DATA FOR ANALYSIS:
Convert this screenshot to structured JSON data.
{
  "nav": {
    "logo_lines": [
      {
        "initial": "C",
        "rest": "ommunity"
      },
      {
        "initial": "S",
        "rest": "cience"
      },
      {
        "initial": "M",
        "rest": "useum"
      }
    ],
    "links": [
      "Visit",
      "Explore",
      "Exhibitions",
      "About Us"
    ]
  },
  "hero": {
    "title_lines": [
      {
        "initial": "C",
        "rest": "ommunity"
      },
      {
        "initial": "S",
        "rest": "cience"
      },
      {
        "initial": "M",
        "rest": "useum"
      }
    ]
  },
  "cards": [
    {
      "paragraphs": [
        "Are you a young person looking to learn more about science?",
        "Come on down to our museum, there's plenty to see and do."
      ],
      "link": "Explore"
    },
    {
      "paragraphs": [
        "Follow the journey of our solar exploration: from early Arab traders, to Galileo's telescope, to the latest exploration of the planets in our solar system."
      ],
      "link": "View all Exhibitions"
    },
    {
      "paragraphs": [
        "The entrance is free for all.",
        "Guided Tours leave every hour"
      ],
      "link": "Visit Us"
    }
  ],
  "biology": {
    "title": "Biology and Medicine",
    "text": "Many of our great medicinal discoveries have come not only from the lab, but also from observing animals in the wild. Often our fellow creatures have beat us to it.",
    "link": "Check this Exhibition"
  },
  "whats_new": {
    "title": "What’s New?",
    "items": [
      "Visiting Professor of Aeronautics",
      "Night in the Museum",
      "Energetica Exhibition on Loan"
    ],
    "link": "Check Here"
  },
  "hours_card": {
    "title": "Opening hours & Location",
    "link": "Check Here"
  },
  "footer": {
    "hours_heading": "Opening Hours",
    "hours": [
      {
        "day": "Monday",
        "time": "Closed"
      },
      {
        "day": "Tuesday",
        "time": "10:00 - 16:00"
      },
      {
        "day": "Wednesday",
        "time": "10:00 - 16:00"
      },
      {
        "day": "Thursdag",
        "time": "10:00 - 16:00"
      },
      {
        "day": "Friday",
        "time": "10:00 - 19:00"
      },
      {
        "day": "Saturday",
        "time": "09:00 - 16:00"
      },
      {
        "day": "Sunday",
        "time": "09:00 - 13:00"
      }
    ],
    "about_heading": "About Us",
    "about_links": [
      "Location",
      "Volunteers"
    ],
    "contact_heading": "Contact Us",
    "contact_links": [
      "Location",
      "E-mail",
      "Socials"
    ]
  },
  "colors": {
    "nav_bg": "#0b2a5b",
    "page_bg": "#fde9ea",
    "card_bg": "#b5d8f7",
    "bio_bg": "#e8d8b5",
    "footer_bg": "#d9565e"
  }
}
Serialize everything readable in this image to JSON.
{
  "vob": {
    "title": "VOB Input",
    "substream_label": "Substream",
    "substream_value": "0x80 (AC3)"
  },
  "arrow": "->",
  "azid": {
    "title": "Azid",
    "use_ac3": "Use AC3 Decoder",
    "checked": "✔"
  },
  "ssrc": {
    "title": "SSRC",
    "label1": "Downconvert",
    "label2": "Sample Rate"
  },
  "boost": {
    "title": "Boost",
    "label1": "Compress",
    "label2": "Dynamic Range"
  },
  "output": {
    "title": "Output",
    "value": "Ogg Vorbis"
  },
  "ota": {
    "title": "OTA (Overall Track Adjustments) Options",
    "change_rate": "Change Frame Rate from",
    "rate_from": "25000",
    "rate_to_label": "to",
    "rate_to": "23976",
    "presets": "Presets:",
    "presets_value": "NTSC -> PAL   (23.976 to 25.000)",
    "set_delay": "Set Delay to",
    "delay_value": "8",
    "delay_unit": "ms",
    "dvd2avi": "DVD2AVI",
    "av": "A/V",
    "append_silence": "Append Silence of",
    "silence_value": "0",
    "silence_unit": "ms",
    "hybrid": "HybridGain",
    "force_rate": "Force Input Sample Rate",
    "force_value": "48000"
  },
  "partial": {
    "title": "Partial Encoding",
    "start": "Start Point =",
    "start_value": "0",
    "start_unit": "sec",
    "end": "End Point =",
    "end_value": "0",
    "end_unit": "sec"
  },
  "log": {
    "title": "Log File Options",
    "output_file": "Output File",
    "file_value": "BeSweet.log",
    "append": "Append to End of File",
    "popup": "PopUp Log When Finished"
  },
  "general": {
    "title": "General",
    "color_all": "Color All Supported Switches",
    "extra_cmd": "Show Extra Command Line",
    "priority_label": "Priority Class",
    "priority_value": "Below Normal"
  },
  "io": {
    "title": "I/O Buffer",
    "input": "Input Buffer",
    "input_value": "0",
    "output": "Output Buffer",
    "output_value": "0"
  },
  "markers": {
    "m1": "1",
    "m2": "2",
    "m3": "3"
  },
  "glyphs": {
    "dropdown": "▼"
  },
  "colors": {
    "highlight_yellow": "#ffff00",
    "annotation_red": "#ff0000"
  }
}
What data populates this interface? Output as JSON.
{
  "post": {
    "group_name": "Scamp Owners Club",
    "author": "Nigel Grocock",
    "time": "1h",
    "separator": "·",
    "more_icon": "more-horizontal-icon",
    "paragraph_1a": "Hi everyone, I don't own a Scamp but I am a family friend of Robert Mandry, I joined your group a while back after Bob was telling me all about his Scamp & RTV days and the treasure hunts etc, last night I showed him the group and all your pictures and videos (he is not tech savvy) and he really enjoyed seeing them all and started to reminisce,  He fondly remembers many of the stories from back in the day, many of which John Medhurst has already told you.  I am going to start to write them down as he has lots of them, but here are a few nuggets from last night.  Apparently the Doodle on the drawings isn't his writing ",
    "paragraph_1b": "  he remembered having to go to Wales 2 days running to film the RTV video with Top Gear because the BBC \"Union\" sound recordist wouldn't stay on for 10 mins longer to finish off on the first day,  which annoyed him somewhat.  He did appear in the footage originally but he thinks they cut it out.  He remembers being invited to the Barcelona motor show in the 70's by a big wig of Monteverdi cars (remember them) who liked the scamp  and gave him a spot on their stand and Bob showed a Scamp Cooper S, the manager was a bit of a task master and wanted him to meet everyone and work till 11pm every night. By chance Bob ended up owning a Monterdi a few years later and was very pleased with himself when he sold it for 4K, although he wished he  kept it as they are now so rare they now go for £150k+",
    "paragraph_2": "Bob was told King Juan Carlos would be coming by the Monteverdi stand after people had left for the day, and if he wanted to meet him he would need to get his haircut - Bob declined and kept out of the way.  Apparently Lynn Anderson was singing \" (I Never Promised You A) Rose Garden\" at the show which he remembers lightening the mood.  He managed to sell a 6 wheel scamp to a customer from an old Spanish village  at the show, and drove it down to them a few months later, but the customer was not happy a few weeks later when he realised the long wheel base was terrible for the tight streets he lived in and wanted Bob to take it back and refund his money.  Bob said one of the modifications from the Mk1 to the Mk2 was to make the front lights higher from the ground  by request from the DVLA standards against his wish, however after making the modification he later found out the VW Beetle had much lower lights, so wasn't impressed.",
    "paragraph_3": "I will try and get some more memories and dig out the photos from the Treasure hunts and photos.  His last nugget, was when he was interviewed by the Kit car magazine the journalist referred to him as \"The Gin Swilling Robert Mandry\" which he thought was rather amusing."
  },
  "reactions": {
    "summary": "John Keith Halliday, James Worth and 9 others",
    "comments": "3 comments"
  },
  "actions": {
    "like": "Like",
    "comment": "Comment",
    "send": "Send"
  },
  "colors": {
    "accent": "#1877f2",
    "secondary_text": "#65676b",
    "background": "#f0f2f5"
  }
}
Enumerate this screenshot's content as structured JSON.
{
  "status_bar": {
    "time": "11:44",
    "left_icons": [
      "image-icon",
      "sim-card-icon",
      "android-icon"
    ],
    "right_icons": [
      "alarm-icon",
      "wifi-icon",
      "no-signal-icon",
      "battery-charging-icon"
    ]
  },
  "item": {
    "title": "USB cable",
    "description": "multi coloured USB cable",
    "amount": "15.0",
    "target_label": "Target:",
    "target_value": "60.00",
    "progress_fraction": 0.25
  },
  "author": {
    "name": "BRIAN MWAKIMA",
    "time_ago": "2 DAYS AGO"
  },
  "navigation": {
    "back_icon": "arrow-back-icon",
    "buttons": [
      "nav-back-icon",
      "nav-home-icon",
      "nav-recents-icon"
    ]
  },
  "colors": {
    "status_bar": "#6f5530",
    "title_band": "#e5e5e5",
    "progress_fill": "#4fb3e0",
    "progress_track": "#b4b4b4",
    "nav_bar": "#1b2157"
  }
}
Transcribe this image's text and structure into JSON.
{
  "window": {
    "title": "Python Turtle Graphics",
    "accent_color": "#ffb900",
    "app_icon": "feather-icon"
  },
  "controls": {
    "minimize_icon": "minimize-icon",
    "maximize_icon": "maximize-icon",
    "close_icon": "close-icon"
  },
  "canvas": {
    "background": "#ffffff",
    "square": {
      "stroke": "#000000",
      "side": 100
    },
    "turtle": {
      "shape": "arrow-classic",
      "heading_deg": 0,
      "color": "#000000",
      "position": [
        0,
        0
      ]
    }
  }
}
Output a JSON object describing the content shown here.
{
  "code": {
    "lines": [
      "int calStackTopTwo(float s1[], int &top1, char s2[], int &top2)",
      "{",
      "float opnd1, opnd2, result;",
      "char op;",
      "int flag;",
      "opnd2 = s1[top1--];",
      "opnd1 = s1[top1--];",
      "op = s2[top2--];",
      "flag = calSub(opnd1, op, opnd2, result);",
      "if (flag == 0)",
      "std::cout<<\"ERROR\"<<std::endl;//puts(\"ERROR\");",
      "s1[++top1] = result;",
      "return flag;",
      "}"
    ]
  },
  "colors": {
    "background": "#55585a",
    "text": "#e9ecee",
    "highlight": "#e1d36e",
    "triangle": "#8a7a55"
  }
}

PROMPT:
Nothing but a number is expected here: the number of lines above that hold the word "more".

OUTPUT:
3